  40. Addressing Productivity Growth and International Competitiveness • Enhancing Human Capital through development of education and life-long learning • Increasing infrastructure efficiencies • Review and reform of the Public Sector • Focus on moving up the value chain – private sector • Productivity Improvement Fund • National Competitiveness Council • Expert Group on Future Skills

  41. Bridging the Infrastructure Gap

  42. National Development Plan, 2007-2013 Raising the Economy’s Productivity Growth Potential

  43. Human Capital Development
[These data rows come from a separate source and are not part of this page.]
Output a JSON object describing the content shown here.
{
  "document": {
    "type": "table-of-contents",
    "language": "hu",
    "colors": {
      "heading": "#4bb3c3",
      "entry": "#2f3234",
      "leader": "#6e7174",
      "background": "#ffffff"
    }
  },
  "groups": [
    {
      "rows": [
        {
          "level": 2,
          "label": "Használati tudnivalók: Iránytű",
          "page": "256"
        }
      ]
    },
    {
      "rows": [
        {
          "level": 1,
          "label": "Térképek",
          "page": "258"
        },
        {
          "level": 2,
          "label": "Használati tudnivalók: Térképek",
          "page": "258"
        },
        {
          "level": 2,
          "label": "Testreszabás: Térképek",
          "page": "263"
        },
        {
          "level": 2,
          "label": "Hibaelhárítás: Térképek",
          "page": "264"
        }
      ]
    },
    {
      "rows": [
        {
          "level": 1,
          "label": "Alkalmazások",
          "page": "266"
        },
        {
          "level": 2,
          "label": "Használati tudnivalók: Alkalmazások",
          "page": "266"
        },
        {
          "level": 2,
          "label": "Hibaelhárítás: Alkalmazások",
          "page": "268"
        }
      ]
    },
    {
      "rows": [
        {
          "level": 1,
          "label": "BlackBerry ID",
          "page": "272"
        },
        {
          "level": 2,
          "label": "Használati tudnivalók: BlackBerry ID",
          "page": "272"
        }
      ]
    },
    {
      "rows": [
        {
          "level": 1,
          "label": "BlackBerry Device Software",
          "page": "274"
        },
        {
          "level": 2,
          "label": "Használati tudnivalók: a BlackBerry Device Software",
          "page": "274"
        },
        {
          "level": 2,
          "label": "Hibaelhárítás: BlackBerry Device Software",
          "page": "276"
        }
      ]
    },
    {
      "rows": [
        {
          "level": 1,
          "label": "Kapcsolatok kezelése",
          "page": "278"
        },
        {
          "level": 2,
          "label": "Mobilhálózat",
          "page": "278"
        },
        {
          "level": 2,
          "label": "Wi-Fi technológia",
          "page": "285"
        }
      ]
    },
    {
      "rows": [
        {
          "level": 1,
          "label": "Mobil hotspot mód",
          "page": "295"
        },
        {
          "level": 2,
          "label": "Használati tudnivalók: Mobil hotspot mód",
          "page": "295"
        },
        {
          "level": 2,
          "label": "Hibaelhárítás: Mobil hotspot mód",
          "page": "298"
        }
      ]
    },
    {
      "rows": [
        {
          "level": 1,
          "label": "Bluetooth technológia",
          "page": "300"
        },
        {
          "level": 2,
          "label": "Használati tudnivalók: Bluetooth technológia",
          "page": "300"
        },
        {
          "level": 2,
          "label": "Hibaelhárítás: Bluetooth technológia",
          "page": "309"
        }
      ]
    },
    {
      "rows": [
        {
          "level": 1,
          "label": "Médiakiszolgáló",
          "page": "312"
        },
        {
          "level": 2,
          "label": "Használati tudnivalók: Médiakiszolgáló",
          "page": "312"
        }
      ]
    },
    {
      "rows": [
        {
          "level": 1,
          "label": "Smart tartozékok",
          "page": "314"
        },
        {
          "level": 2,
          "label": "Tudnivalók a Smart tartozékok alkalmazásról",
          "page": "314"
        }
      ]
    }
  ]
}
  44. Human Capital Development • National Skills Strategy, January 2007 • Increase upper secondary completion to 90% • Increase progression to third level to 72% • Prepare for occupational changes • Move 500,000 people in workforce one-step-up the qualifications ladder by 2020 • Full integration of migrants into education and training system

  45. Positive signs for the future … • GDP growth has been consistently higher than the OECD average over the last decade. • GNP per capita levels are now in line with the OECD average. • Ireland maintains an open and attractive environment for overseas investment. • Entrepreneurship rates are relatively high and the Labour Force is very strong. • Long standing advantages in our tax system continue to be of benefit.

  46. Corporate Tax Rate • Stable Corporate Tax Rate of 12.5% • There is full domestic political support for the low tax rate • European Commission has indicated that 12.5% does not constitute harmful competition • Ireland has selected the “high road” of “full and fair competition” and is “setting the example” (Jeffrey Owens – OECD March 2003)

  47. Comparison of Corporate Tax Rates Ireland 12.50% Netherlands 25.50% United Kingdom 30.00% China 33.00% Belgium 33.99% France 34.43% Germany 38.60% USA 39.50% Japan 39.54% Source - Deloitte & Touche, 2007

  48. Tax Reform • Wide base, low rates • Corporate profit taxes • Capital gains taxes • Income taxes • Employer social security taxes • Consumption taxes • Property taxes • Self-assessment system

  49. The Top Pharma Companies are in Ireland